We all know society generally favors men in government, politics, the legal field, trying to get a fair deal on car repairs, and generally anything else other than skipping the line at a nightclub on a Saturday night or becoming an Instagram celebrity. If you cannot accept this premise, please stop reading now.
In fairness, it’s important to acknowledge the progress made toward giving women their dignity in America: women can vote, drive, work, enter into contracts, serve in the military, play professional sports, go to law school, and more. It can be disheartening to realize that, not only were these basic rights and desires of women so hard-fought, but also that the fight for gender equality is not complete. Women still face unjust hurdles in civil society, including unconscious bias.
Exhibit A: Hillary Clinton (2016)
In Hulu’s 2020 docuseries, Hillary, a campaign staffer questioned the presidential candidate and former Secretary of State’s shoe choice before she walked on stage for a debate.

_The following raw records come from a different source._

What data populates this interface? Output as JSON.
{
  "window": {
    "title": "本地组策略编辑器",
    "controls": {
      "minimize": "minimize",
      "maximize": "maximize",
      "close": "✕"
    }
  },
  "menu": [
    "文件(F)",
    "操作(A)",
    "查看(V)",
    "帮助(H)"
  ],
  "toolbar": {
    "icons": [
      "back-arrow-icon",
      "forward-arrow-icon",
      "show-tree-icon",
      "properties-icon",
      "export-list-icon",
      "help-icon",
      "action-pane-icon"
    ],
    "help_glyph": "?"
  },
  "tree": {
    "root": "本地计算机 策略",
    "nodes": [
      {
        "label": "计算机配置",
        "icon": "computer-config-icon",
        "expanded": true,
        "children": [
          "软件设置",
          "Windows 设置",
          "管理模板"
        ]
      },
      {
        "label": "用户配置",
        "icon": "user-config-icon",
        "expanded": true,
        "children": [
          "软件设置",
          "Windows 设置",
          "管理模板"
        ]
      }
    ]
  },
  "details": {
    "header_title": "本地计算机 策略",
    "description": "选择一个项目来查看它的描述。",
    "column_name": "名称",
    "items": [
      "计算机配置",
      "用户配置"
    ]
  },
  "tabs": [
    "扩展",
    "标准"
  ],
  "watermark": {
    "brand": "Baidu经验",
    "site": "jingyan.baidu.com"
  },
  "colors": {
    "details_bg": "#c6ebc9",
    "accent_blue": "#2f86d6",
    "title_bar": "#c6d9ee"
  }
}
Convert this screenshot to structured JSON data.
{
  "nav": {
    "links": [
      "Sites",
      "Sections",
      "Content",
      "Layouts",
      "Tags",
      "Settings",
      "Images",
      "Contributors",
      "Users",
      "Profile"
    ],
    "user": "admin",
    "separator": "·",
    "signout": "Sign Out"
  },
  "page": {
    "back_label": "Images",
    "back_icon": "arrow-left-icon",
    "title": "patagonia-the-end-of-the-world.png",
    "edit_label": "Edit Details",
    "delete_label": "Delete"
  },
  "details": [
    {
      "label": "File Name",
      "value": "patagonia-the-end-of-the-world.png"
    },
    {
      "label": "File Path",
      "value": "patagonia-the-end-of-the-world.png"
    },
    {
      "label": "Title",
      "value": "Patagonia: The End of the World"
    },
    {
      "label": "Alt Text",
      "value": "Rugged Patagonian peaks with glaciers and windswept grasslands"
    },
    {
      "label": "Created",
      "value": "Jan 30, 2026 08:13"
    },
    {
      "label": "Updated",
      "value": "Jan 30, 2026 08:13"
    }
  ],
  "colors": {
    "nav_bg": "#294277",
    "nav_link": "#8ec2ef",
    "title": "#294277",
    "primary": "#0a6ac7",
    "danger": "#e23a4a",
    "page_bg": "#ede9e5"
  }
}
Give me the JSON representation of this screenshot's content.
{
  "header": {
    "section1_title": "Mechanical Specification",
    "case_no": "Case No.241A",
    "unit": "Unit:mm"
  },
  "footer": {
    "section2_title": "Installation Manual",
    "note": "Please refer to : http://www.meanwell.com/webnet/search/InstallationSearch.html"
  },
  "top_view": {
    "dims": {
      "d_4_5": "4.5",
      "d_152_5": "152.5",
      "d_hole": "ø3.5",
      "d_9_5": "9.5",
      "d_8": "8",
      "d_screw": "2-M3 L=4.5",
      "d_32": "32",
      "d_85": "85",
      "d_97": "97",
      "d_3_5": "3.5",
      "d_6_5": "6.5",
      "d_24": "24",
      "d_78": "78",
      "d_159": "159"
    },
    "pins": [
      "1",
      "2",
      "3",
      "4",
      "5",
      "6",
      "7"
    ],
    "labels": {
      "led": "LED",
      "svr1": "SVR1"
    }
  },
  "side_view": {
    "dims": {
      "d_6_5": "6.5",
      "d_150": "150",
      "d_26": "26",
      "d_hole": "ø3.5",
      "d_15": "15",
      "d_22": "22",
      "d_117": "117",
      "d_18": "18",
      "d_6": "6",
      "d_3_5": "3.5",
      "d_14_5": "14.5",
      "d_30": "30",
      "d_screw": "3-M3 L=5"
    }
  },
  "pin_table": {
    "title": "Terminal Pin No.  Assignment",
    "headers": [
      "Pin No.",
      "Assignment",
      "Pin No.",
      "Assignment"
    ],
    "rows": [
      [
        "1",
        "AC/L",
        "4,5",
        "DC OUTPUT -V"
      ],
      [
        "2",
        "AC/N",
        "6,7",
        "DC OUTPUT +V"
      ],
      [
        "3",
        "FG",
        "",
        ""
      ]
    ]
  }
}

She quickly retorted whether her competitor Bernie Sanders would have encountered the same criticism. The quick exchange crystallized an example of the numerous and seemingly never-ending double standards faced by a woman regardless of her profession or stature – indeed, even if she is the leading candidate for President of the United States.
Despite her impeccable credentials and accomplishments, Clinton is still reminded to be mindful of the minutiae of her appearance, lest the world get the wrong impression based on her choice of footwear. One would be hard-pressed to find similar anecdotes about Secretary Clinton’s male opponents in the Democratic primary or the general election.
Exhibit B: Marcia Clark (1995)
While prosecuting a homicide against O.J. Simpson in what was likely the highest profile case of the decade, prosecutor Marcia Clark’s personal life, appearance, and especially hairstyle became a central focus of the media’s attention. Writer Jenn Rose said it best: “When people think of Marcia Clark, they tend to think not of a prosecutor who won 19 out of the 21 murder trials that she tried during her career, but of that hair… Clark’s hair was mocked relentlessly by the press, and by the nation at large.”
As we saw with Clinton, Ms. Clark’s male counterparts on the prosecution and defense teams were not subject to the same superficial scrutiny, further highlighting this double standard.
Exhibit C: Anita Hill (1991)
Law professor Anita Hill came forward to the then-all-male Senate Judiciary Committee to give sworn testimony regarding alleged sexual misconduct she experienced working for Clarence Thomas, whose nomination to the Supreme Court was being considered by the committee. Throughout the high-profile hearing, Professor Hill was subjected to frequent disrespect from members of the committee – on both sides of the aisle – as well as the news media.
As well-covered by Liza Mundy for Politico, “Hill was pilloried for coming forward. Conservative (at the time) writer David Brock called her ‘a little bit nutty and a little bit slutty’ (a jeer he would later recant). She was accused of having a ‘fantasy’ about Thomas; of being spurned by him; of making it all up.”
Furthermore, micro-aggressions persisted throughout Professor Hill’s appearance before the committee. In just one early example, after Ms. Hill was sworn in, but just before she began her testimony, Committee Chairman Senator Joseph Biden abruptly cut her off, telling others present to make sure the doors remain closed. The unconscious bias here is the arguably unnecessary interruption, easily excused and dismissed as unintentional or irrespective of the interrupted speaker’s gender. To this, society often gives the benefit of the doubt, but when women have so often been on the receiving end of such interruptions and rarely observe the same happening to their male counterparts, we begin to wonder…
Exhibit D: All Women
Beginning with the negative insinuation of “hitting like a girl” to the intended encouragement to “man-up!”- our society has adopted a norm of devaluing women that is deeply and often unconsciously entrenched in our lives. One does not have to be a bra-burning feminist to accept that every woman in the world has likely encountered some form of unconscious bias in their life.
The price paid for this bias against women can be low, such as the irritation in being interrupted or “mansplained” to (we’ll leave mansplaining for a future article!); or high, as displayed in the treatment of, and professional consequences for Hillary Clinton, Marcia Clark, and Anita Hill. The reality remains that, although women have incomparable liberties and privileges in America as compared to much of the world, there remains room for improvement in the unconscious biases toward women here in the U.S. It’s an often silent offense that’s screaming for our attention.